Records provided:
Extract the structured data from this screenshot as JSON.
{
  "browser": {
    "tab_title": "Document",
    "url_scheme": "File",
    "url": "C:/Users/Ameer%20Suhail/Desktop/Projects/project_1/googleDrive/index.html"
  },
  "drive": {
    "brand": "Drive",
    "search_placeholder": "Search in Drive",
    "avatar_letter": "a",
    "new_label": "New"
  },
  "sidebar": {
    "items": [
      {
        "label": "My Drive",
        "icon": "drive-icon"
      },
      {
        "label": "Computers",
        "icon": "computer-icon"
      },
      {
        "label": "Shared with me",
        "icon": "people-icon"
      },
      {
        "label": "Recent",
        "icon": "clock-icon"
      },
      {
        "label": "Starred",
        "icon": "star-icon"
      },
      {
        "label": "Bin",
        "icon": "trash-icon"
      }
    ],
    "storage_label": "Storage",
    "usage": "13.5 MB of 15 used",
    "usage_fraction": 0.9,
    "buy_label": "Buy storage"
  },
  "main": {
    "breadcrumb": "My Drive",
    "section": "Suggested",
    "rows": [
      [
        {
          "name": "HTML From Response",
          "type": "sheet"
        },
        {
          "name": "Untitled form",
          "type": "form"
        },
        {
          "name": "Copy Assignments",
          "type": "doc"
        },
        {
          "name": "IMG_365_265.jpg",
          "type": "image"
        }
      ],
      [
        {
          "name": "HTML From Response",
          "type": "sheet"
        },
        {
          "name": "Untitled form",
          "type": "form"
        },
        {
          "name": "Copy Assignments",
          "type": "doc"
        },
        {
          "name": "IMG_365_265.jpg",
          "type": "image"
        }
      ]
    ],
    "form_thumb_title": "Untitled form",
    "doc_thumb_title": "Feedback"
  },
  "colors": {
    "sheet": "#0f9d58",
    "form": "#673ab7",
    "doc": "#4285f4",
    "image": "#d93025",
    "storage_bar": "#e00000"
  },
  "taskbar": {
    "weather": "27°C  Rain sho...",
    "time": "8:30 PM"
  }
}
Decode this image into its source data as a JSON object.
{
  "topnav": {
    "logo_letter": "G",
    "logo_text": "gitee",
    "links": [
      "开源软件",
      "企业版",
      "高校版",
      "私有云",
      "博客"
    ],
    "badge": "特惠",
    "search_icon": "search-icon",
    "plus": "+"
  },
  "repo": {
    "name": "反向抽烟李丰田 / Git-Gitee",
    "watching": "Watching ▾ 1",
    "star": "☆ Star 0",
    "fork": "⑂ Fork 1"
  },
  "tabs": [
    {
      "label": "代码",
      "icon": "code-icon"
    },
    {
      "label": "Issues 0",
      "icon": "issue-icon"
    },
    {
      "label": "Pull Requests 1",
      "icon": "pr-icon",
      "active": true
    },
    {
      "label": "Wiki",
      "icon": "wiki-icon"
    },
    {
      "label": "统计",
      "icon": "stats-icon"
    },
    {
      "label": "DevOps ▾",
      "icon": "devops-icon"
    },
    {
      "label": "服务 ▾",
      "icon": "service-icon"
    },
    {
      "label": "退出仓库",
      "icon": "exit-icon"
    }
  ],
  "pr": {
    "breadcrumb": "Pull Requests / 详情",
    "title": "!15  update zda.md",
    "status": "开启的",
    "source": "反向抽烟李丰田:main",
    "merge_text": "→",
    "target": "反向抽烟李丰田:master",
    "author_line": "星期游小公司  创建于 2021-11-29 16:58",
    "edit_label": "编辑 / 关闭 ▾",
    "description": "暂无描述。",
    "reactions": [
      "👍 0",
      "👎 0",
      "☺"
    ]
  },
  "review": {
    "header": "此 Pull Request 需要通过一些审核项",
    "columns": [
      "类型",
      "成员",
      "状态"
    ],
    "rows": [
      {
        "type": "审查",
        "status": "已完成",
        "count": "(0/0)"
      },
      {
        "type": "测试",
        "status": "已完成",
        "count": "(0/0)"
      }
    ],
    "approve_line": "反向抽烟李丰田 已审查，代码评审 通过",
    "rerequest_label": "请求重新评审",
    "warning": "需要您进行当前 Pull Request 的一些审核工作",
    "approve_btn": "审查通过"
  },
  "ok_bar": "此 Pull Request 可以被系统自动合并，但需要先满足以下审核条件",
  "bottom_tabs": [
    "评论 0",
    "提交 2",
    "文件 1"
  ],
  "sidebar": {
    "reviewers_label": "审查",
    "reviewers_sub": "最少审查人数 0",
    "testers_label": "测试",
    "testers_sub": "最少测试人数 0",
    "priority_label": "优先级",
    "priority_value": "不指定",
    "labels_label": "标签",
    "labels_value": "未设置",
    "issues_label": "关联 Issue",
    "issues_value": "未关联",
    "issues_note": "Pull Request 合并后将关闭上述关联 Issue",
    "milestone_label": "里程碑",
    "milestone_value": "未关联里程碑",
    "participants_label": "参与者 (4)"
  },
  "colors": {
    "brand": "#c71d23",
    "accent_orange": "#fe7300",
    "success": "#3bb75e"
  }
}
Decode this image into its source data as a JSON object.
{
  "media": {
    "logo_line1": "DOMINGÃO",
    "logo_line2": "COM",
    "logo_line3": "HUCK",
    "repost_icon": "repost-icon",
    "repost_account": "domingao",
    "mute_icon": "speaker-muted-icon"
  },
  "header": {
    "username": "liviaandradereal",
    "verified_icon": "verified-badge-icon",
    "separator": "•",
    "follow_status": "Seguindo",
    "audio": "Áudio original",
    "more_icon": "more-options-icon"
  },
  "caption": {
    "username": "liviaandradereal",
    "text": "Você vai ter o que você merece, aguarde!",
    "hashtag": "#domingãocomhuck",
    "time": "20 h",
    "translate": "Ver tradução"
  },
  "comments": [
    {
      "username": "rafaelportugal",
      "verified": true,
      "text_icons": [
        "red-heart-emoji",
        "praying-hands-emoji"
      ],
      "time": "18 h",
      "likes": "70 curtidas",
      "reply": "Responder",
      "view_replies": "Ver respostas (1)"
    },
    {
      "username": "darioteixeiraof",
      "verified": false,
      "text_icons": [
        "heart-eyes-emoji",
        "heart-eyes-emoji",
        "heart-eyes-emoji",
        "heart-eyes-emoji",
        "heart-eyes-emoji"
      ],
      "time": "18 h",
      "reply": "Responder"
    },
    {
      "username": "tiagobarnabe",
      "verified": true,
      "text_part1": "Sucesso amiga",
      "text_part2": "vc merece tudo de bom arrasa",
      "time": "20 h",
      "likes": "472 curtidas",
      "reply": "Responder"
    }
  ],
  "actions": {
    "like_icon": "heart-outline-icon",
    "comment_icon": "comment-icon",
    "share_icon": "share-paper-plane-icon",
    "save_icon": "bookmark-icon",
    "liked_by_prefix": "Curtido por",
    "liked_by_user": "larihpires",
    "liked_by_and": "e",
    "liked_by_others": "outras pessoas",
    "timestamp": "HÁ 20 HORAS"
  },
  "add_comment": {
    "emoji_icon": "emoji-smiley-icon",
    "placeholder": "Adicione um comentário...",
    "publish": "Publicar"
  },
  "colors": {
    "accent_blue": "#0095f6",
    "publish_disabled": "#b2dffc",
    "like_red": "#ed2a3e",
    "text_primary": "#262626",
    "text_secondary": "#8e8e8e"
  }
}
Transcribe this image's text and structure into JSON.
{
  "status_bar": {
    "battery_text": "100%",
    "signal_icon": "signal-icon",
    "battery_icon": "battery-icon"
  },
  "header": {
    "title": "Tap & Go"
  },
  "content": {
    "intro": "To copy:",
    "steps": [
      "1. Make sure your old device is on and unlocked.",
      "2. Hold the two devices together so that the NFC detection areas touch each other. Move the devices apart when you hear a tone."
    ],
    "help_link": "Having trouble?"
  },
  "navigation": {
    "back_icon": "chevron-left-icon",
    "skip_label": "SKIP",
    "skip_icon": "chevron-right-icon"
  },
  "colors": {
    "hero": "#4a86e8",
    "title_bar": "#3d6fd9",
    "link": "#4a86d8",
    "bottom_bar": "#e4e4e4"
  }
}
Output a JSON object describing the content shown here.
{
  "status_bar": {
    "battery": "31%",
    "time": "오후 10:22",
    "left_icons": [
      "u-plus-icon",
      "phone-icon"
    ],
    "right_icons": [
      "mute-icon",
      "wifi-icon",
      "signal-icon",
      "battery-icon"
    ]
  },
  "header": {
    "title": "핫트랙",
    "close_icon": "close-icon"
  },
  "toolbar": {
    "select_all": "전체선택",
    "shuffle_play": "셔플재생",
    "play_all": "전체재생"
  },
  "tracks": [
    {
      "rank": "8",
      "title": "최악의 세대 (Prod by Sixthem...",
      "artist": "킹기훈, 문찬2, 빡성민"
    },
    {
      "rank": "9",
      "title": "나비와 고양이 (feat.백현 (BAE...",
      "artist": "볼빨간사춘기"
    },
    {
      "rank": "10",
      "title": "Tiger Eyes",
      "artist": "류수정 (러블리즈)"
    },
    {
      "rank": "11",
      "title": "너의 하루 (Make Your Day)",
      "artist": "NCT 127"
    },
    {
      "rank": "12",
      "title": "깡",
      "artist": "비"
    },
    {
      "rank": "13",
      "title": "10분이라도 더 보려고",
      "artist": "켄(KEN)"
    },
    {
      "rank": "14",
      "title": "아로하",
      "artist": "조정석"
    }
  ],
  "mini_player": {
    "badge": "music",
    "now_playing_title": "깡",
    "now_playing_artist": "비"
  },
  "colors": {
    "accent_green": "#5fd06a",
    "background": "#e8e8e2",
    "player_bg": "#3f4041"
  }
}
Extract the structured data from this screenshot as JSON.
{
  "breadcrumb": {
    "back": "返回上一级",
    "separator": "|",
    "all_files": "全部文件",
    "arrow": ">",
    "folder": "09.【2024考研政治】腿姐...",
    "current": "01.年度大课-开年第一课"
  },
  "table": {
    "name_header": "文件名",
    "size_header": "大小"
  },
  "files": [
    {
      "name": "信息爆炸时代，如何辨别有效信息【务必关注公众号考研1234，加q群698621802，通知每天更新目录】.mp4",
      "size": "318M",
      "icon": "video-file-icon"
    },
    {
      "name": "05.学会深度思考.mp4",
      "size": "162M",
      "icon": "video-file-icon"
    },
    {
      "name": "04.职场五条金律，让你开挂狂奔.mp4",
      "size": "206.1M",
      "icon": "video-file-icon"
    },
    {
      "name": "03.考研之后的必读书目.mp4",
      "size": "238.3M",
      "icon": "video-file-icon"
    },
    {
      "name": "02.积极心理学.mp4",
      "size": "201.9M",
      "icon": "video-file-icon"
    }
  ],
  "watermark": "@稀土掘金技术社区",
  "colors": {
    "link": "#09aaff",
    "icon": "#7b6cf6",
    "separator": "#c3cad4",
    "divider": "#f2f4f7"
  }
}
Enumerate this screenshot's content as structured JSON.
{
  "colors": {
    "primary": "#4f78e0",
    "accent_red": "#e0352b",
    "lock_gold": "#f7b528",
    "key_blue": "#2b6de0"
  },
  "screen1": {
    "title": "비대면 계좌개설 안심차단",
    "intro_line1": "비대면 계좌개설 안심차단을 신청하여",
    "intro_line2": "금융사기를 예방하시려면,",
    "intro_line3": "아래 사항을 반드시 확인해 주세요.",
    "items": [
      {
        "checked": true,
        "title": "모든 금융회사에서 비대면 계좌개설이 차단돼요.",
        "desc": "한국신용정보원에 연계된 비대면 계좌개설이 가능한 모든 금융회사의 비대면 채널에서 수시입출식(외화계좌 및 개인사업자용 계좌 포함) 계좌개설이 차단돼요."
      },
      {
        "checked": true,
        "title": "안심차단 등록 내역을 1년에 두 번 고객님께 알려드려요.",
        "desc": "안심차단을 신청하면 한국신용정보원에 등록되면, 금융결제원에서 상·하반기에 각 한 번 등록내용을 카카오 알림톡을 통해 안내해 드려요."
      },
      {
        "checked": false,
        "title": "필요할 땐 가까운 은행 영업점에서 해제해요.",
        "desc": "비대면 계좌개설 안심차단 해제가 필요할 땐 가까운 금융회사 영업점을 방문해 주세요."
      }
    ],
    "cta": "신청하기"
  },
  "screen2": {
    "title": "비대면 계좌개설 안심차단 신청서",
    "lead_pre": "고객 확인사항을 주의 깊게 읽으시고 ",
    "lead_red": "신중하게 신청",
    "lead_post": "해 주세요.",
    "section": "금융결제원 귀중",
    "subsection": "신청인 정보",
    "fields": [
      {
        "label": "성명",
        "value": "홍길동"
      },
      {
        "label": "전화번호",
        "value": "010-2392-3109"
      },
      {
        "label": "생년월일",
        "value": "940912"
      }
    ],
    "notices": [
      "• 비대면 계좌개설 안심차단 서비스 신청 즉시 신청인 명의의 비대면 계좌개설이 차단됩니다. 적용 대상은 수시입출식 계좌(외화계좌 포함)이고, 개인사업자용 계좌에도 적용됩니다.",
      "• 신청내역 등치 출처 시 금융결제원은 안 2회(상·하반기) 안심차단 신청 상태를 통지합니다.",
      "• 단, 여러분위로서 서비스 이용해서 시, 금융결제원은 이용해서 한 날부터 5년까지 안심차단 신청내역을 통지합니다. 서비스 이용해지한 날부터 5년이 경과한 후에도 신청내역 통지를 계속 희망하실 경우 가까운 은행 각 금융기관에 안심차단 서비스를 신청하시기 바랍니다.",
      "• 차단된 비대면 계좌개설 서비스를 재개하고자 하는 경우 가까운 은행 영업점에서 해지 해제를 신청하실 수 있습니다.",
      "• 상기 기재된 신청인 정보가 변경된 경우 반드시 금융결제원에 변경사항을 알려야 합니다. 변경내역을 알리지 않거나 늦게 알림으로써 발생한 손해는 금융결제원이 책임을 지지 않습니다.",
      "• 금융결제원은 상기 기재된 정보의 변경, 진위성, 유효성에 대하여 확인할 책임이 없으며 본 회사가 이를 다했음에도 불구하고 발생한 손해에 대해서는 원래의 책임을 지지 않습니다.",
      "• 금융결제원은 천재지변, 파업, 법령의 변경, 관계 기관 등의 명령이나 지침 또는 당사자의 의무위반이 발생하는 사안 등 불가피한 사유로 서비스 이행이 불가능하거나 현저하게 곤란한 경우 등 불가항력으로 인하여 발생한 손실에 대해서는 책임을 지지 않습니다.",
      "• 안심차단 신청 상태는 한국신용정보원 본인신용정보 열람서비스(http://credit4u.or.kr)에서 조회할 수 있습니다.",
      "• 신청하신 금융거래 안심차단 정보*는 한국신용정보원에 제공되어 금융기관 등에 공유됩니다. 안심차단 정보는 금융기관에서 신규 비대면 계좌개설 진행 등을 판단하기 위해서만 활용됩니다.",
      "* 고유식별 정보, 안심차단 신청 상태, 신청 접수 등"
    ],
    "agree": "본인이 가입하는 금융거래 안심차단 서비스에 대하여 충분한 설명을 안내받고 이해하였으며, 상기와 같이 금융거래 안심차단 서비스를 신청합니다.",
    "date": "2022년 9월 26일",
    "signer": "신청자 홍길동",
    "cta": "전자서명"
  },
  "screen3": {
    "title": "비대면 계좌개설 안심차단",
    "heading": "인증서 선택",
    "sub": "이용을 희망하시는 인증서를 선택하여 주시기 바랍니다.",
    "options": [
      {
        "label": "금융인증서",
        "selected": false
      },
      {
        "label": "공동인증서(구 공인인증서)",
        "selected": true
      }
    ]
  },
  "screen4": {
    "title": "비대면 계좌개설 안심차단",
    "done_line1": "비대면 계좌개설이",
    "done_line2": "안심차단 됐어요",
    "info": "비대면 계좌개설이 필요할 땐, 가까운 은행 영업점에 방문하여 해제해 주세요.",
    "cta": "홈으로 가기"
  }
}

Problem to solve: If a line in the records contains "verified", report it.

The completed task:
    "verified_icon": "verified-badge-icon",
      "verified": true,
      "verified": false,
      "verified": true,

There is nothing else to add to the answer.